The FBI director warned that foreign groups are stealing US intellectual property and innovation. “We are losing data, we are losing money, we are losing ideas and we are losing innovation. And as citizens, we are increasingly vulnerable to losing our information. Together we must find a way to stop the bleeding”, he told conference participants.
“State-sponsored hackers are patient and calculating. They have the time, the money, and the resources to burrow in, and to wait. They may come and go, conducting reconnaissance and exfiltrating bits of seemingly innocuous information – information that in the aggregate may be of high value”, he said.
The FBI has expertise to address these and other cyber threats, Mueller stressed. “Given the FBI’s dual role in law enforcement and national security, we are uniquely positioned to collect the intelligence we need to take down criminal networks, prosecute those responsible, and protect our national security”, he said.

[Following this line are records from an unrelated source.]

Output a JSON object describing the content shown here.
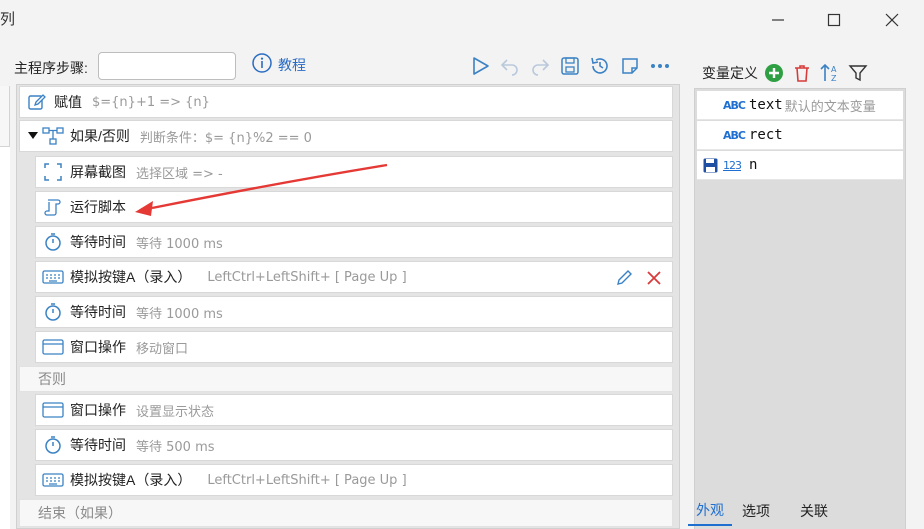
{
  "window": {
    "title_fragment": "列"
  },
  "toolbar": {
    "step_label": "主程序步骤:",
    "step_value": "",
    "tutorial_label": "教程"
  },
  "flow": {
    "rows": [
      {
        "name": "赋值",
        "desc": "$={n}+1 => {n}"
      },
      {
        "name": "如果/否则",
        "desc": "判断条件：$= {n}%2 == 0"
      },
      {
        "name": "屏幕截图",
        "desc": "选择区域 => -"
      },
      {
        "name": "运行脚本",
        "desc": ""
      },
      {
        "name": "等待时间",
        "desc": "等待 1000 ms"
      },
      {
        "name": "模拟按键A（录入）",
        "desc": "LeftCtrl+LeftShift+ [ Page Up ]"
      },
      {
        "name": "等待时间",
        "desc": "等待 1000 ms"
      },
      {
        "name": "窗口操作",
        "desc": "移动窗口"
      },
      {
        "name": "否则",
        "desc": ""
      },
      {
        "name": "窗口操作",
        "desc": "设置显示状态"
      },
      {
        "name": "等待时间",
        "desc": "等待 500 ms"
      },
      {
        "name": "模拟按键A（录入）",
        "desc": "LeftCtrl+LeftShift+ [ Page Up ]"
      },
      {
        "name": "结束（如果）",
        "desc": ""
      }
    ]
  },
  "variables": {
    "title": "变量定义",
    "items": [
      {
        "type_badge": "ABC",
        "name": "text",
        "desc": "默认的文本变量"
      },
      {
        "type_badge": "ABC",
        "name": "rect",
        "desc": ""
      },
      {
        "type_badge": "123",
        "name": "n",
        "desc": ""
      }
    ]
  },
  "tabs": [
    "外观",
    "选项",
    "关联"
  ],
  "colors": {
    "accent": "#1f6fd1",
    "add": "#2ea043",
    "delete": "#d83b3b",
    "arrow": "#e53935"
  }
}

“But we can’t do it alone, and our legal attaché offices around the world, FBI agents embedded in various international police departments, participation on a national cyber task force, and our regional computer forensics crime labs are examples of how we are collaborating with our partner agencies”, he added.
Mueller highlighted the FBI’s InfraGard cyber information-sharing program as a partnership with the private sector. He said that through public-private cooperation, “we can improve cybersecurity and lower costs—with systems designed to catch threat actors rather than to withstand them.”